[Data items]
----
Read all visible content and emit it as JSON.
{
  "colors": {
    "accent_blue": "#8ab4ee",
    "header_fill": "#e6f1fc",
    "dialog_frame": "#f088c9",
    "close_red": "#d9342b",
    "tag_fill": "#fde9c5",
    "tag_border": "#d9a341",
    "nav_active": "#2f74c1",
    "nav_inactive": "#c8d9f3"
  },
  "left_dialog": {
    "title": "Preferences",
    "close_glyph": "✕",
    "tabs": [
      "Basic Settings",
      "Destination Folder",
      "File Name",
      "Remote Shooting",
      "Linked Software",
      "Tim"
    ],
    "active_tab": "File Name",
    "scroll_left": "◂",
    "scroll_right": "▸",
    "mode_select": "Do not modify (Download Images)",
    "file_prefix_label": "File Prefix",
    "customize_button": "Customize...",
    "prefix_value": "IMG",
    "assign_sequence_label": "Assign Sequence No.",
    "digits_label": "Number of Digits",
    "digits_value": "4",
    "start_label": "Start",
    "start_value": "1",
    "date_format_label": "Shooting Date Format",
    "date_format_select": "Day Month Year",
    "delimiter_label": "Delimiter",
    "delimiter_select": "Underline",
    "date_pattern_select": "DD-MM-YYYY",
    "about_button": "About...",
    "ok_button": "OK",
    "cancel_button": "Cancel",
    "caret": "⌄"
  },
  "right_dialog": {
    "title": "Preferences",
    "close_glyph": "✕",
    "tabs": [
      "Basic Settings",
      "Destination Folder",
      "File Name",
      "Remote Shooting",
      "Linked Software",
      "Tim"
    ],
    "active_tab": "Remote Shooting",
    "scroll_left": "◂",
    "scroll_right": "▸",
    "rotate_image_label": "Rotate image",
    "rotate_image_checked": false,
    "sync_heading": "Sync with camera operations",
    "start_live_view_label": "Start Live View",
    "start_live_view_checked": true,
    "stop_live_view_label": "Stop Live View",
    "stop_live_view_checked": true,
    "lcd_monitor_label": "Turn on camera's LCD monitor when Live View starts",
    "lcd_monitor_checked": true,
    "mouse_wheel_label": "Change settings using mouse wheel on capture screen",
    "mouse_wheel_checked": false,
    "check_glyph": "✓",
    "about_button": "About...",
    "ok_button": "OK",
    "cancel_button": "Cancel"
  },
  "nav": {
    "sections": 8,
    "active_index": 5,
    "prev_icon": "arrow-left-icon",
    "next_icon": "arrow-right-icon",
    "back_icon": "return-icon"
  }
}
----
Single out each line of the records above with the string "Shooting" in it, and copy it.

* **ANSWER FOR THIS EXERCISE**:
      "Remote Shooting",
    "date_format_label": "Shooting Date Format",
      "Remote Shooting",
    "active_tab": "Remote Shooting",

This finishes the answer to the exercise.